▶ [Problem description]
Repeat each line of the records below exactly.

[Element data from apps and pages]
★ ★ ★ ★ ★ ★ ★

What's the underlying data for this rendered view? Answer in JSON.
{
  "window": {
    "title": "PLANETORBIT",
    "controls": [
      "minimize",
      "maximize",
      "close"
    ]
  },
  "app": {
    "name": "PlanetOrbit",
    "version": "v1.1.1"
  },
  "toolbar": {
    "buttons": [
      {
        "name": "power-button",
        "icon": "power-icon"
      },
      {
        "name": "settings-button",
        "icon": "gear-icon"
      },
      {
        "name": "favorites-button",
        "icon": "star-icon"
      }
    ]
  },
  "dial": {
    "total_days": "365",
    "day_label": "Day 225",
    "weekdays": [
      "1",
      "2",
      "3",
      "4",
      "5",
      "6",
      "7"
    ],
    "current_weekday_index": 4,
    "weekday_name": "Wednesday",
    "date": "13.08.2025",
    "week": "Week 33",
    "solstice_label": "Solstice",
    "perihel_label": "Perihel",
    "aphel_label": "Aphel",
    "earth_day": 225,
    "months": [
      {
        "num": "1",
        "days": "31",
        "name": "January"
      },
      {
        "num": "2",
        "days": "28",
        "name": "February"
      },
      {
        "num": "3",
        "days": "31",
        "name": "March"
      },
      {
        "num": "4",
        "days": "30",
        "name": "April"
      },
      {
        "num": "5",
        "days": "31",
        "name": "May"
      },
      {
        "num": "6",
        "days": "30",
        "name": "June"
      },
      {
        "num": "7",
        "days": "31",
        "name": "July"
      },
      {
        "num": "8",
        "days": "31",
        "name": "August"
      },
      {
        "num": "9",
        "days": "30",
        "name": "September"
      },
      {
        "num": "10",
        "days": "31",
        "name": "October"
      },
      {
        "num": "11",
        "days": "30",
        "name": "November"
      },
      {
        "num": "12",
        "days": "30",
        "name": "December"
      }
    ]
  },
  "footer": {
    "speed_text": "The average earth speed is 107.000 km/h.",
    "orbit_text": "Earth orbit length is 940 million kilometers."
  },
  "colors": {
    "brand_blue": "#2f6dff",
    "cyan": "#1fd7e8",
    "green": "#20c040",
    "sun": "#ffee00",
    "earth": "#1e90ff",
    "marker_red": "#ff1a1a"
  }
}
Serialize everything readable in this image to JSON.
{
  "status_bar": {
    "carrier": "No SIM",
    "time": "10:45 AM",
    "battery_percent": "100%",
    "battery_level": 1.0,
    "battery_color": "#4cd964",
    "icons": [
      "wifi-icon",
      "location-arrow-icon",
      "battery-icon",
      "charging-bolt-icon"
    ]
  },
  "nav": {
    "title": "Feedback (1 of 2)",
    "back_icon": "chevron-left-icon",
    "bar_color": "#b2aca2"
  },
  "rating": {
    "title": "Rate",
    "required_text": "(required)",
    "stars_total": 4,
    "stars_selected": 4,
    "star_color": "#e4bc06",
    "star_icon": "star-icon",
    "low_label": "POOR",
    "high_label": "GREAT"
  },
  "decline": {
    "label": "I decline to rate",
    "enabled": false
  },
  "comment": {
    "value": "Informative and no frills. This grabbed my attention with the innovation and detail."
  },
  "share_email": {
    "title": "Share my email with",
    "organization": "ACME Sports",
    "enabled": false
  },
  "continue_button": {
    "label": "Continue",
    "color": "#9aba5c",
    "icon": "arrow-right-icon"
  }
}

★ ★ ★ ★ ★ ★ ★

▶ [Output for this task]
What's the underlying data for this rendered view? Answer in JSON.
{
  "window": {
    "title": "PLANETORBIT",
    "controls": [
      "minimize",
      "maximize",
      "close"
    ]
  },
  "app": {
    "name": "PlanetOrbit",
    "version": "v1.1.1"
  },
  "toolbar": {
    "buttons": [
      {
        "name": "power-button",
        "icon": "power-icon"
      },
      {
        "name": "settings-button",
        "icon": "gear-icon"
      },
      {
        "name": "favorites-button",
        "icon": "star-icon"
      }
    ]
  },
  "dial": {
    "total_days": "365",
    "day_label": "Day 225",
    "weekdays": [
      "1",
      "2",
      "3",
      "4",
      "5",
      "6",
      "7"
    ],
    "current_weekday_index": 4,
    "weekday_name": "Wednesday",
    "date": "13.08.2025",
    "week": "Week 33",
    "solstice_label": "Solstice",
    "perihel_label": "Perihel",
    "aphel_label": "Aphel",
    "earth_day": 225,
    "months": [
      {
        "num": "1",
        "days": "31",
        "name": "January"
      },
      {
        "num": "2",
        "days": "28",
        "name": "February"
      },
      {
        "num": "3",
        "days": "31",
        "name": "March"
      },
      {
        "num": "4",
        "days": "30",
        "name": "April"
      },
      {
        "num": "5",
        "days": "31",
        "name": "May"
      },
      {
        "num": "6",
        "days": "30",
        "name": "June"
      },
      {
        "num": "7",
        "days": "31",
        "name": "July"
      },
      {
        "num": "8",
        "days": "31",
        "name": "August"
      },
      {
        "num": "9",
        "days": "30",
        "name": "September"
      },
      {
        "num": "10",
        "days": "31",
        "name": "October"
      },
      {
        "num": "11",
        "days": "30",
        "name": "November"
      },
      {
        "num": "12",
        "days": "30",
        "name": "December"
      }
    ]
  },
  "footer": {
    "speed_text": "The average earth speed is 107.000 km/h.",
    "orbit_text": "Earth orbit length is 940 million kilometers."
  },
  "colors": {
    "brand_blue": "#2f6dff",
    "cyan": "#1fd7e8",
    "green": "#20c040",
    "sun": "#ffee00",
    "earth": "#1e90ff",
    "marker_red": "#ff1a1a"
  }
}
Serialize everything readable in this image to JSON.
{
  "status_bar": {
    "carrier": "No SIM",
    "time": "10:45 AM",
    "battery_percent": "100%",
    "battery_level": 1.0,
    "battery_color": "#4cd964",
    "icons": [
      "wifi-icon",
      "location-arrow-icon",
      "battery-icon",
      "charging-bolt-icon"
    ]
  },
  "nav": {
    "title": "Feedback (1 of 2)",
    "back_icon": "chevron-left-icon",
    "bar_color": "#b2aca2"
  },
  "rating": {
    "title": "Rate",
    "required_text": "(required)",
    "stars_total": 4,
    "stars_selected": 4,
    "star_color": "#e4bc06",
    "star_icon": "star-icon",
    "low_label": "POOR",
    "high_label": "GREAT"
  },
  "decline": {
    "label": "I decline to rate",
    "enabled": false
  },
  "comment": {
    "value": "Informative and no frills. This grabbed my attention with the innovation and detail."
  },
  "share_email": {
    "title": "Share my email with",
    "organization": "ACME Sports",
    "enabled": false
  },
  "continue_button": {
    "label": "Continue",
    "color": "#9aba5c",
    "icon": "arrow-right-icon"
  }
}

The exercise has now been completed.